- EXERCISE REQUIREMENTS -
Could you filter the listing for lines with the word "随着美元的稳定" and return them?

- STUDY MATERIAL -
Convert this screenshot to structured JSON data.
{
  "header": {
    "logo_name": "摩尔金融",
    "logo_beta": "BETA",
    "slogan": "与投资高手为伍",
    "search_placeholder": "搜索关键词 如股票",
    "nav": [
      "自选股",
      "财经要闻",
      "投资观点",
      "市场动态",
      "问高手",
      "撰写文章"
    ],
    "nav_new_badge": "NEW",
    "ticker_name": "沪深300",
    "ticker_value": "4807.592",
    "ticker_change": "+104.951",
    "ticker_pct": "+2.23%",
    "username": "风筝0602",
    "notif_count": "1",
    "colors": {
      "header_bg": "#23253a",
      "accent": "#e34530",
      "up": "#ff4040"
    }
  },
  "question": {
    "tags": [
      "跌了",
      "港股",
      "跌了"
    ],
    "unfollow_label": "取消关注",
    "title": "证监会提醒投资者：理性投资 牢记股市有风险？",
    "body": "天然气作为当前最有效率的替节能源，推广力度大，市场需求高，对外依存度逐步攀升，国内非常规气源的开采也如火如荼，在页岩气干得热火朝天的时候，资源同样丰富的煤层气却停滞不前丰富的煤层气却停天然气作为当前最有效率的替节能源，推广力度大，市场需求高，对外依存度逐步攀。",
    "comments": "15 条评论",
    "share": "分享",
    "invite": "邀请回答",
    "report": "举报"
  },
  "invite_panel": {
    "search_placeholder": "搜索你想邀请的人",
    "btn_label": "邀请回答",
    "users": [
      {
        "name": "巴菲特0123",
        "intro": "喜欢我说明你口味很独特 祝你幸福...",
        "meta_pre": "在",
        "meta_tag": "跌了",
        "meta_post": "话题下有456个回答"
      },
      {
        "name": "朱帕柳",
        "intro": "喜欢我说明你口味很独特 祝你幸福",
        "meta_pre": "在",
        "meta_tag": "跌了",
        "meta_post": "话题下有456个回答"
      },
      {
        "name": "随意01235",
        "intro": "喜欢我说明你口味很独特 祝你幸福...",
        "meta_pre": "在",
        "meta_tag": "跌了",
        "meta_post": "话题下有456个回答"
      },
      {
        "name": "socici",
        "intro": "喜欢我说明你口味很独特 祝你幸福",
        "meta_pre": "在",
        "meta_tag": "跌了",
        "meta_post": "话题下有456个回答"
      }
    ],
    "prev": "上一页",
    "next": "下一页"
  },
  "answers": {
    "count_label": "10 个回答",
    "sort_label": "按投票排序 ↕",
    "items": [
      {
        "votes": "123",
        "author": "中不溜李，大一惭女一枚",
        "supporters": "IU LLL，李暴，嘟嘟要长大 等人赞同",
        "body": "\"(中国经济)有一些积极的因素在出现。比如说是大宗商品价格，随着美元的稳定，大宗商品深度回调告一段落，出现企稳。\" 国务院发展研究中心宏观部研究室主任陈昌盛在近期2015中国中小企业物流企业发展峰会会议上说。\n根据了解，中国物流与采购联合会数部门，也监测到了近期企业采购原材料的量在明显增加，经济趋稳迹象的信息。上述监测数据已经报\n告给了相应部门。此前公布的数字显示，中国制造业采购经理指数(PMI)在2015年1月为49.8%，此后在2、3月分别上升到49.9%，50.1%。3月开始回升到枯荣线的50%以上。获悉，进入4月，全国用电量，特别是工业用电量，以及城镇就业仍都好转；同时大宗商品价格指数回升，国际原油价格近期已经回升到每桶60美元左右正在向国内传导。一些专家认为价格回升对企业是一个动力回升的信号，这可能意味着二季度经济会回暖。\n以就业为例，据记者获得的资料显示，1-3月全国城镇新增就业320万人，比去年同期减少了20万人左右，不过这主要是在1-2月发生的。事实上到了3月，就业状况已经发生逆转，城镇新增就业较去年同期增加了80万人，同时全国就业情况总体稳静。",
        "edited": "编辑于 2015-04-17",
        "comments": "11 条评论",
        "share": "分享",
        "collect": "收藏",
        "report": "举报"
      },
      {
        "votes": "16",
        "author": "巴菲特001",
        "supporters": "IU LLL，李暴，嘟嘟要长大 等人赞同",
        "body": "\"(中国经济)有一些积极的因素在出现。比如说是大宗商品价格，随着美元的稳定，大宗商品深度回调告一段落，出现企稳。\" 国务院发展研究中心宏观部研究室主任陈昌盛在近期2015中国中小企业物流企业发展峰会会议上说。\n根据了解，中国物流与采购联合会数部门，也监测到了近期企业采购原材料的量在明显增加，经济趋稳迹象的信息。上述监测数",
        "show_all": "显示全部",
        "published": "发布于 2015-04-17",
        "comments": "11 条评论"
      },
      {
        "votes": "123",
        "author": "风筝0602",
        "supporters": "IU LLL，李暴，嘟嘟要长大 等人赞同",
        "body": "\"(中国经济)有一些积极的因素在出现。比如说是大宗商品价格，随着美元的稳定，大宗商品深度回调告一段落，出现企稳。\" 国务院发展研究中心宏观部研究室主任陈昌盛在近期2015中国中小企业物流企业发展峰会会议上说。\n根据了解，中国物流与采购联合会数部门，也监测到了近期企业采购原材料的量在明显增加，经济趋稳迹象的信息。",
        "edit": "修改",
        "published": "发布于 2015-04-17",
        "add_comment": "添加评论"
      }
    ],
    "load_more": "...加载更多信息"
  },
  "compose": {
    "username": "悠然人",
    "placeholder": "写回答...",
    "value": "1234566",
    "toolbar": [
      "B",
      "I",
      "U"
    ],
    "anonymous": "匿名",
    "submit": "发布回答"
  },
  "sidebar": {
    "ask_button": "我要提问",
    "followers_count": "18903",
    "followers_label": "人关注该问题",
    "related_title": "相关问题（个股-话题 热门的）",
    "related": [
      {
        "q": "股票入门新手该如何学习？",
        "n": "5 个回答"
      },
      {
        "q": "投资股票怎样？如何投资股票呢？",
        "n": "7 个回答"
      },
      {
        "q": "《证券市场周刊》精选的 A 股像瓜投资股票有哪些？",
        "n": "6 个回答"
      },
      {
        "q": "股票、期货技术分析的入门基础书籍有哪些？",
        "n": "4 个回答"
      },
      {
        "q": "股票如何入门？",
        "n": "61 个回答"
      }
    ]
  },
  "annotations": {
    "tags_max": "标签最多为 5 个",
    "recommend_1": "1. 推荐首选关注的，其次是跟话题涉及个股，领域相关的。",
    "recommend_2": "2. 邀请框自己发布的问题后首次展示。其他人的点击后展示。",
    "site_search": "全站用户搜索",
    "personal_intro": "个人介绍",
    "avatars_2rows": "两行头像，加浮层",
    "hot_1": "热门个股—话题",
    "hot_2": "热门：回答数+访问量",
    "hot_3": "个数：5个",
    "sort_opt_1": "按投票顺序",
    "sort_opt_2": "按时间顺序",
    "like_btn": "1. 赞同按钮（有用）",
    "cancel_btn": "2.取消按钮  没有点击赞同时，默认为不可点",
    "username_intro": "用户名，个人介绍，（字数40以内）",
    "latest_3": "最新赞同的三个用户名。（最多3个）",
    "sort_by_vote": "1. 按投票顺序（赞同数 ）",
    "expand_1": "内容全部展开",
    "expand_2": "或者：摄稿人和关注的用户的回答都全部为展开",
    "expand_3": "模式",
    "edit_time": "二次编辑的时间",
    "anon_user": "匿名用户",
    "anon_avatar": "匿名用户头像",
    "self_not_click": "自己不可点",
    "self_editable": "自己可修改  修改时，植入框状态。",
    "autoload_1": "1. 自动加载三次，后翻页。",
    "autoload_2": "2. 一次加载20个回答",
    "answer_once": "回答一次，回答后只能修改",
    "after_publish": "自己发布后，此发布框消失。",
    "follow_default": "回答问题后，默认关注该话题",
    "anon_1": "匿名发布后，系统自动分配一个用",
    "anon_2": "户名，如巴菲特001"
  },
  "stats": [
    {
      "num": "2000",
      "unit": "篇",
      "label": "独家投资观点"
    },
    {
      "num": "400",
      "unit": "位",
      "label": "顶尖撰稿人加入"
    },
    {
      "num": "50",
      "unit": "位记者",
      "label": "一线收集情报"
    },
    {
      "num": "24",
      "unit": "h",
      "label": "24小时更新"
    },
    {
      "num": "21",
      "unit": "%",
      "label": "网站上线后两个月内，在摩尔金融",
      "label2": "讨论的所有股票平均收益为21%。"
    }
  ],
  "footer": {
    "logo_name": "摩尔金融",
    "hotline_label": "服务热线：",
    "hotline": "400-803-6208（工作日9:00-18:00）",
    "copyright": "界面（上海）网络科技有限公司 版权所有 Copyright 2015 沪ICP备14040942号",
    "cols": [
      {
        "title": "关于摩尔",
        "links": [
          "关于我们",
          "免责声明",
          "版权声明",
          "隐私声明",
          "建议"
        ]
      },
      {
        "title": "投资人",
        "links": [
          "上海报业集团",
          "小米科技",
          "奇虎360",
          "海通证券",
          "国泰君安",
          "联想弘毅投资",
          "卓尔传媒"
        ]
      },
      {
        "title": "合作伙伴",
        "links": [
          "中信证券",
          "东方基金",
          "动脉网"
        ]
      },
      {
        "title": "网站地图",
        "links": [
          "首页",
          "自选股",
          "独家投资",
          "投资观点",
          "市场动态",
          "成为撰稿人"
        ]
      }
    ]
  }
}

- REPLY -
        "body": "\"(中国经济)有一些积极的因素在出现。比如说是大宗商品价格，随着美元的稳定，大宗商品深度回调告一段落，出现企稳。\" 国务院发展研究中心宏观部研究室主任陈昌盛在近期2015中国中小企业物流企业发展峰会会议上说。\n根据了解，中国物流与采购联合会数部门，也监测到了近期企业采购原材料的量在明显增加，经济趋稳迹象的信息。上述监测数据已经报\n告给了相应部门。此前公布的数字显示，中国制造业采购经理指数(PMI)在2015年1月为49.8%，此后在2、3月分别上升到49.9%，50.1%。3月开始回升到枯荣线的50%以上。获悉，进入4月，全国用电量，特别是工业用电量，以及城镇就业仍都好转；同时大宗商品价格指数回升，国际原油价格近期已经回升到每桶60美元左右正在向国内传导。一些专家认为价格回升对企业是一个动力回升的信号，这可能意味着二季度经济会回暖。\n以就业为例，据记者获得的资料显示，1-3月全国城镇新增就业320万人，比去年同期减少了20万人左右，不过这主要是在1-2月发生的。事实上到了3月，就业状况已经发生逆转，城镇新增就业较去年同期增加了80万人，同时全国就业情况总体稳静。",
        "body": "\"(中国经济)有一些积极的因素在出现。比如说是大宗商品价格，随着美元的稳定，大宗商品深度回调告一段落，出现企稳。\" 国务院发展研究中心宏观部研究室主任陈昌盛在近期2015中国中小企业物流企业发展峰会会议上说。\n根据了解，中国物流与采购联合会数部门，也监测到了近期企业采购原材料的量在明显增加，经济趋稳迹象的信息。上述监测数",
        "body": "\"(中国经济)有一些积极的因素在出现。比如说是大宗商品价格，随着美元的稳定，大宗商品深度回调告一段落，出现企稳。\" 国务院发展研究中心宏观部研究室主任陈昌盛在近期2015中国中小企业物流企业发展峰会会议上说。\n根据了解，中国物流与采购联合会数部门，也监测到了近期企业采购原材料的量在明显增加，经济趋稳迹象的信息。",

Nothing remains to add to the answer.